:: DIRECTIONS ::
Leave the pictures out and quote only the lines from the one with "Convert this screenshot" down to the end of the listing below.

:: DATA LISTING ::
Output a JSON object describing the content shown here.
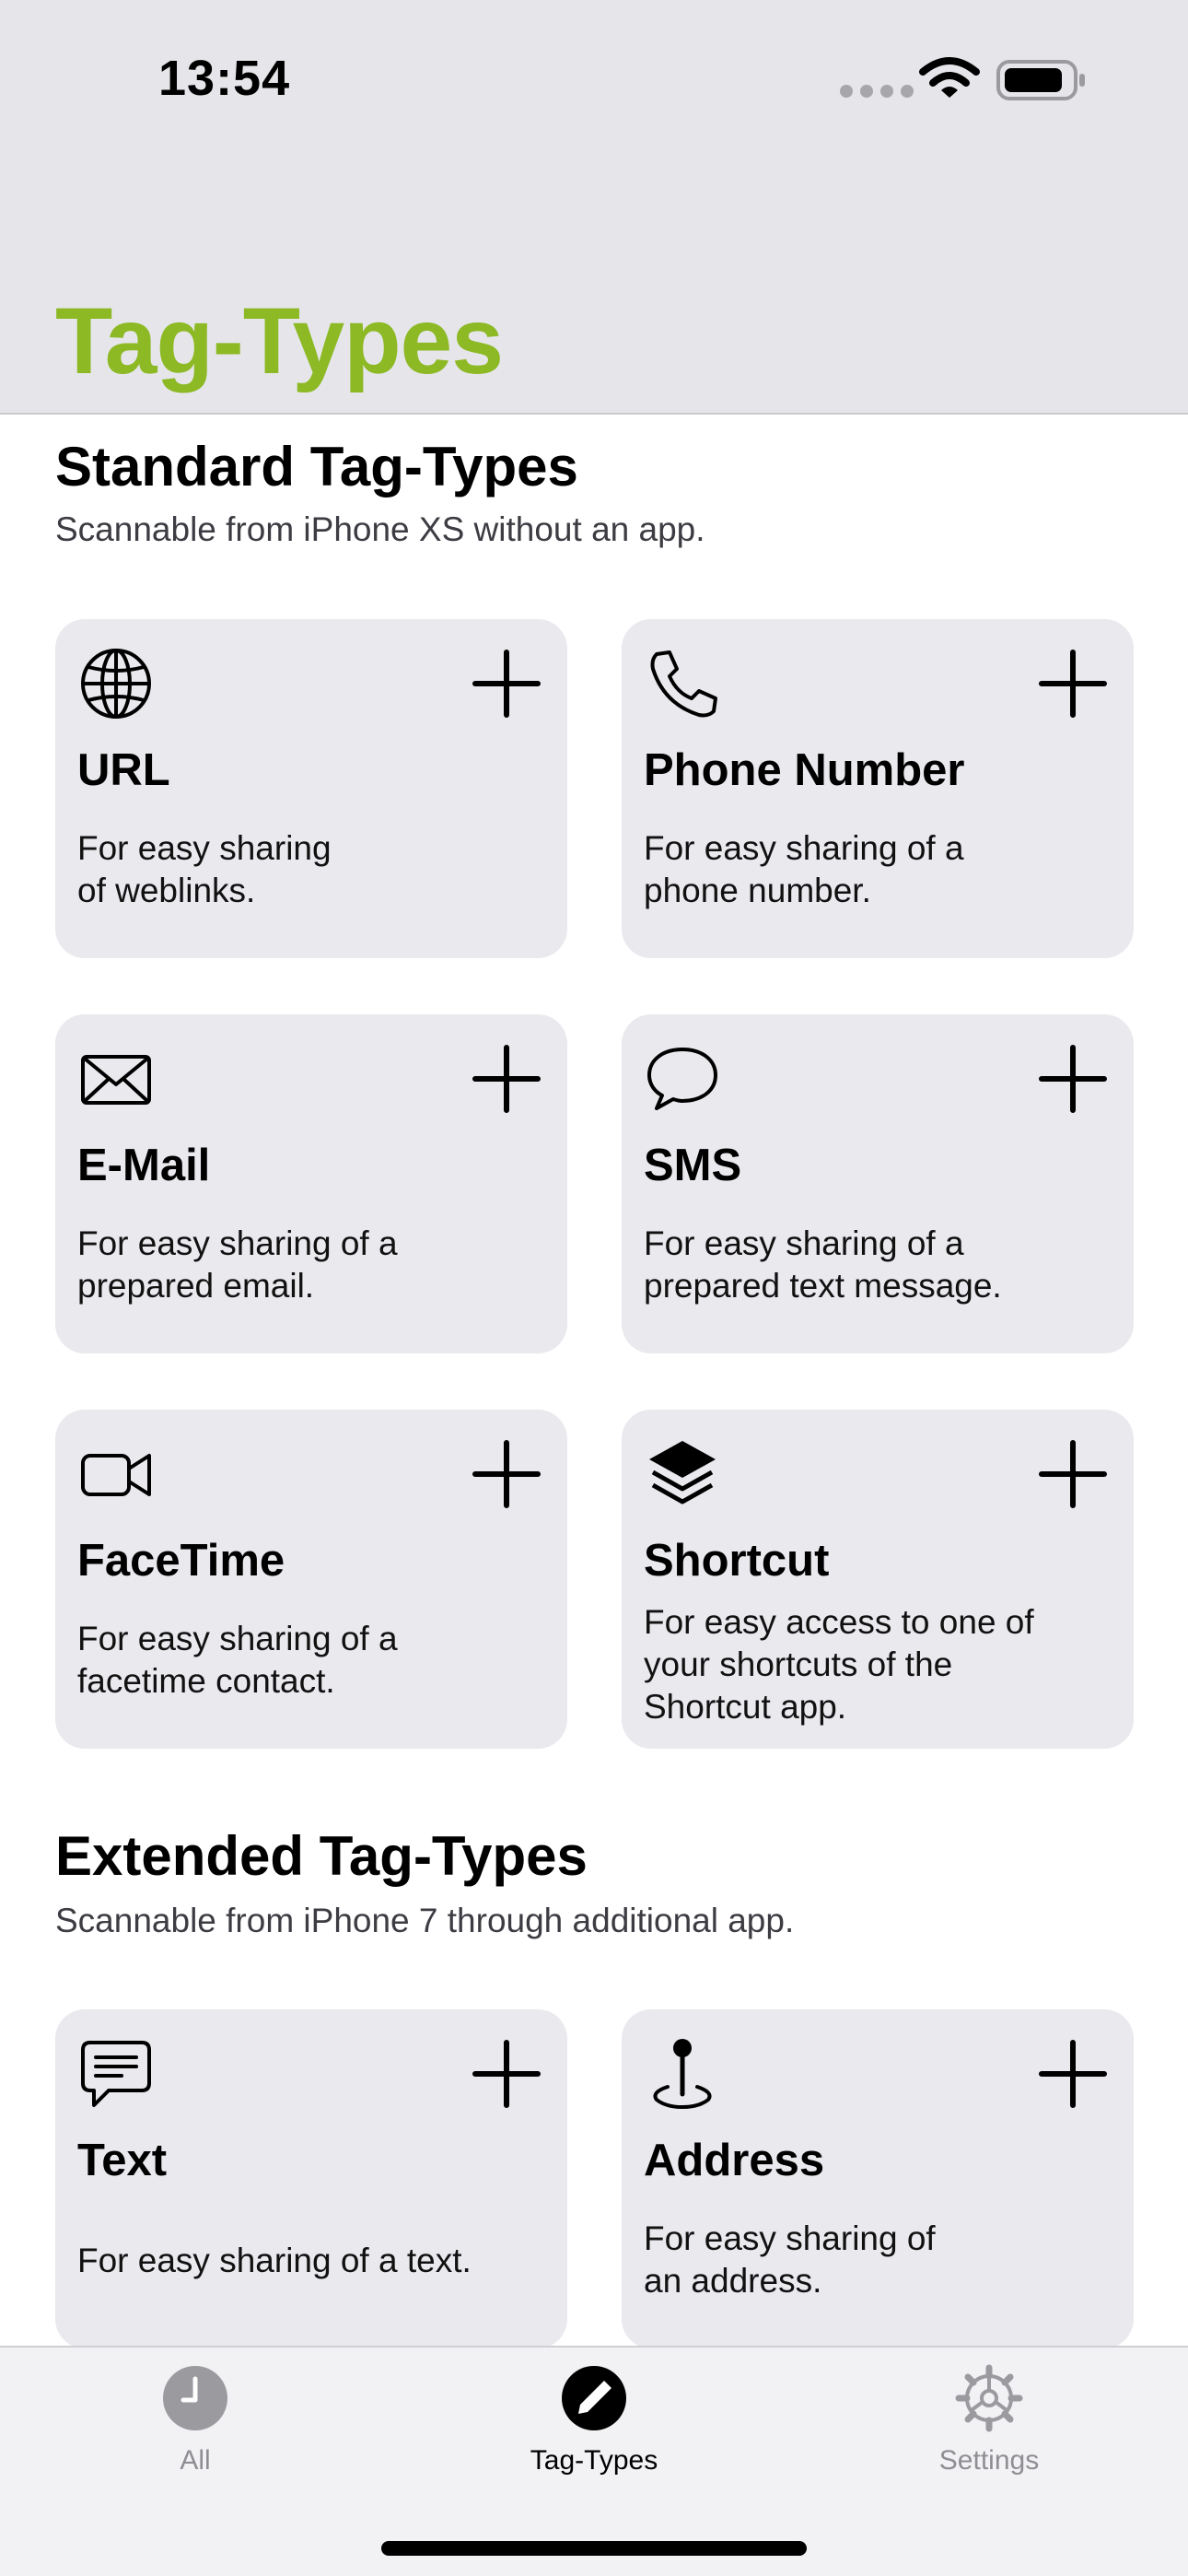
{
  "status_bar": {
    "time": "13:54"
  },
  "header": {
    "title": "Tag-Types"
  },
  "standard": {
    "title": "Standard Tag-Types",
    "subtitle": "Scannable from iPhone XS without an app.",
    "cards": [
      {
        "icon": "globe-icon",
        "title": "URL",
        "desc_lines": [
          "For easy sharing",
          "of weblinks."
        ]
      },
      {
        "icon": "phone-icon",
        "title": "Phone Number",
        "desc_lines": [
          "For easy sharing of a",
          "phone number."
        ]
      },
      {
        "icon": "envelope-icon",
        "title": "E-Mail",
        "desc_lines": [
          "For easy sharing of a",
          "prepared email."
        ]
      },
      {
        "icon": "speech-bubble-icon",
        "title": "SMS",
        "desc_lines": [
          "For easy sharing of a",
          "prepared text message."
        ]
      },
      {
        "icon": "video-camera-icon",
        "title": "FaceTime",
        "desc_lines": [
          "For easy sharing of a",
          "facetime contact."
        ]
      },
      {
        "icon": "layers-icon",
        "title": "Shortcut",
        "desc_lines": [
          "For easy access to one of",
          "your shortcuts of the",
          "Shortcut app."
        ]
      }
    ]
  },
  "extended": {
    "title": "Extended Tag-Types",
    "subtitle": "Scannable from iPhone 7 through additional app.",
    "cards": [
      {
        "icon": "text-bubble-icon",
        "title": "Text",
        "desc_lines": [
          "For easy sharing of a text."
        ]
      },
      {
        "icon": "map-pin-icon",
        "title": "Address",
        "desc_lines": [
          "For easy sharing of",
          "an address."
        ]
      }
    ]
  },
  "tabbar": {
    "tabs": [
      {
        "label": "All",
        "icon": "clock-icon",
        "active": false
      },
      {
        "label": "Tag-Types",
        "icon": "pencil-icon",
        "active": true
      },
      {
        "label": "Settings",
        "icon": "gear-icon",
        "active": false
      }
    ]
  },
  "colors": {
    "accent": "#8db925",
    "header_bg": "#e6e6ea",
    "card_bg": "#e9e9ee",
    "tab_inactive": "#8e8e93"
  }
}
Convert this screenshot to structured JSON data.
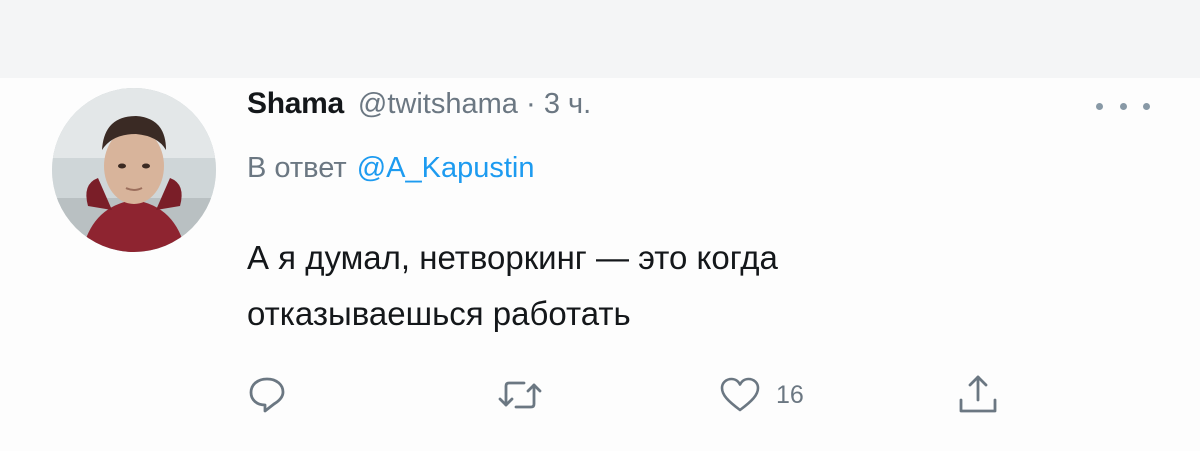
{
  "tweet": {
    "display_name": "Shama",
    "handle": "@twitshama",
    "separator": "·",
    "time": "3 ч.",
    "reply_prefix": "В ответ",
    "reply_to": "@A_Kapustin",
    "text_line1": "А я думал, нетворкинг — это когда",
    "text_line2": "отказываешься работать"
  },
  "actions": {
    "reply_icon": "reply-icon",
    "retweet_icon": "retweet-icon",
    "like_icon": "heart-icon",
    "like_count": "16",
    "share_icon": "share-icon"
  },
  "colors": {
    "link": "#1d9bf0",
    "muted": "#6b7782",
    "text": "#14171a"
  }
}
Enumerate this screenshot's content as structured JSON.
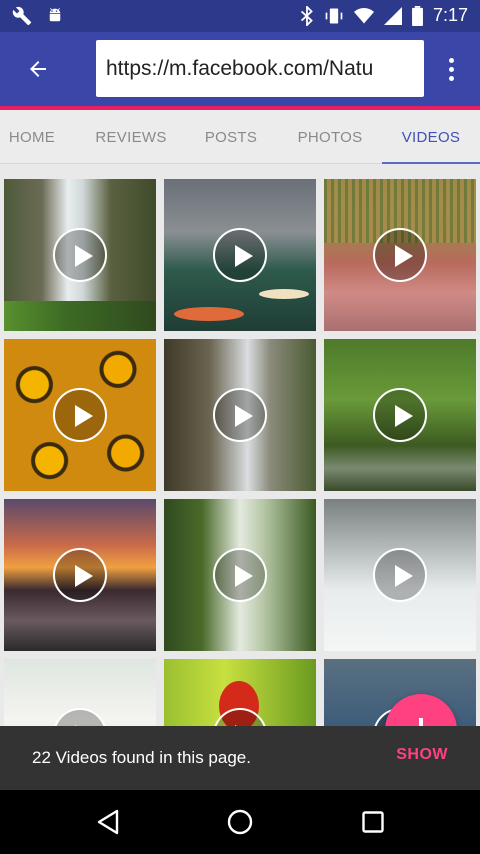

:: OUTPUT OF THE EXERCISE ::
Convert this screenshot to structured JSON data.
{
  "tweet": {
    "display_name": "Shama",
    "handle": "@twitshama",
    "separator": "·",
    "time": "3 ч.",
    "reply_prefix": "В ответ",
    "reply_to": "@A_Kapustin",
    "text_line1": "А я думал, нетворкинг — это когда",
    "text_line2": "отказываешься работать"
  },
  "actions": {
    "reply_icon": "reply-icon",
    "retweet_icon": "retweet-icon",
    "like_icon": "heart-icon",
    "like_count": "16",
    "share_icon": "share-icon"
  },
  "colors": {
    "link": "#1d9bf0",
    "muted": "#6b7782",
    "text": "#14171a"
  }
}
Enumerate this screenshot's content as structured JSON.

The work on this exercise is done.